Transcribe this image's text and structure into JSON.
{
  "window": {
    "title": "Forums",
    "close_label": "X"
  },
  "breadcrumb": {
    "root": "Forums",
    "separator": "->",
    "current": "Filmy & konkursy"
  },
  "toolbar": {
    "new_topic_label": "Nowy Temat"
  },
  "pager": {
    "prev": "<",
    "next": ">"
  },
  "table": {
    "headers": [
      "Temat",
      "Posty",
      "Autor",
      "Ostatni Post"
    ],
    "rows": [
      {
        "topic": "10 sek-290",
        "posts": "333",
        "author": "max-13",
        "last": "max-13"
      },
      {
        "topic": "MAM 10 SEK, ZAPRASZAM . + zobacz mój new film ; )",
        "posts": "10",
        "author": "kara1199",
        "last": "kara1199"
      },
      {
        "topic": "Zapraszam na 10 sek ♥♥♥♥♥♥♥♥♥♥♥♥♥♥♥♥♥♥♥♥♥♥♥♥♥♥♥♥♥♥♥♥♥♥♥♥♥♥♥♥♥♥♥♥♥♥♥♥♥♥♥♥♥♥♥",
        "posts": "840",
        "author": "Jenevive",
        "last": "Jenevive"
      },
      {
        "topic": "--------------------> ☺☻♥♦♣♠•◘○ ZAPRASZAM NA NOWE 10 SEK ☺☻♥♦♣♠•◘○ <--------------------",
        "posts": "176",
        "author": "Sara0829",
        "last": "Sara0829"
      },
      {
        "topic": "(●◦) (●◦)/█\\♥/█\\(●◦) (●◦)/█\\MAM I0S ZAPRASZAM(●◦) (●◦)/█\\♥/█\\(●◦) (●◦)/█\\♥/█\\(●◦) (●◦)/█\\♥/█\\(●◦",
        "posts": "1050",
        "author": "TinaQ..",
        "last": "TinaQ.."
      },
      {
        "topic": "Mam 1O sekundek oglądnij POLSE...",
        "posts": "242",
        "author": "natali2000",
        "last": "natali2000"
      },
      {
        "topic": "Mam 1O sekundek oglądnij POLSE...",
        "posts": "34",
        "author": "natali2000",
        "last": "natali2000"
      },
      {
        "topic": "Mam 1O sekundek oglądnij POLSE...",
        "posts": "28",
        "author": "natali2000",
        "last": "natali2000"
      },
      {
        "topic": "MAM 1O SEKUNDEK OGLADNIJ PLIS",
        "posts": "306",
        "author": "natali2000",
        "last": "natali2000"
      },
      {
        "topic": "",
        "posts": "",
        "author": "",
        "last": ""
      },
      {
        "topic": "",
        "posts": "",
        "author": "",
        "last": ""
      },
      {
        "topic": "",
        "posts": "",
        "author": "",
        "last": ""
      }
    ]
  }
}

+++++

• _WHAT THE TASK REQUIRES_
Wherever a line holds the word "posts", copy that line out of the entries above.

• _THE COMPLETED TASK_
        "posts": "333",
        "posts": "10",
        "posts": "840",
        "posts": "176",
        "posts": "1050",
        "posts": "242",
        "posts": "34",
        "posts": "28",
        "posts": "306",
        "posts": "",
        "posts": "",
        "posts": "",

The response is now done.